Why the government’s offshore wind plans are full of hot air

Suzie Neuwirth
Offshore wind was one of the winners out of the UK government’s shakeup of renewable energy subsidies in December, but the investors have not come running.
Slightly embarrassingly, on the same day that the government published its first Offshore Wind Programme Board annual report – a government/industry initiative aimed at maximising the economic benefit from offshore wind – the consortium behind the world’s largest offshore wind farm, London Array, said it had ditched its plans to expand the project, albeit due to the time it would take to fulfil EU environmental requirements.
A number of other offshore wind developments have been shelved in recent months, notably back in November when RWE Npower pulled out of a £4bn project in the Bristol Channel, calling it “uneconomic”.
And why is there not enough inward investment to the UK in the offshore wind supply chain?
A key problem is a lack of clarity around long-term investment for offshore wind. The government refuses to give a definitive target for the pipeline of projects post 2020. While it forecasts 10GW to be generated in 2020, up from the 3.6GW installed now, its vagueries about a “43GW total pipeline” don’t give much reassurance.
Around half of the 43GW pipeline is made up of project “scoping”, which is of course no guarantee that the project will happen.
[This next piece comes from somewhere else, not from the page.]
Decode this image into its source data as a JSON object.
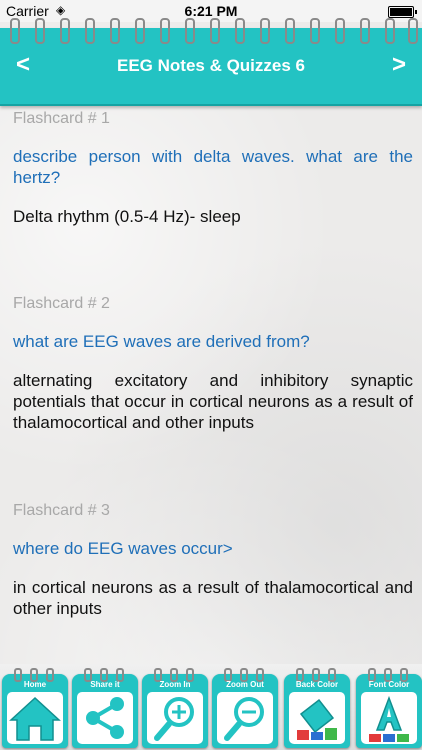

And that figure does not allow for some more large-scale projects pulling out, although it does not include the latest – canned – phase of the London Array.
A Department for Energy and Climate Change official could not say how much of that that figurative 43GW will actually be built.
All of this doesn’t give much visibility for the long-term investor about the levels of support the industry can expect in the future.
Yet still, energy minister Michael Fallon says that “the UK is the world leader in offshore wind”. In the land of the blind...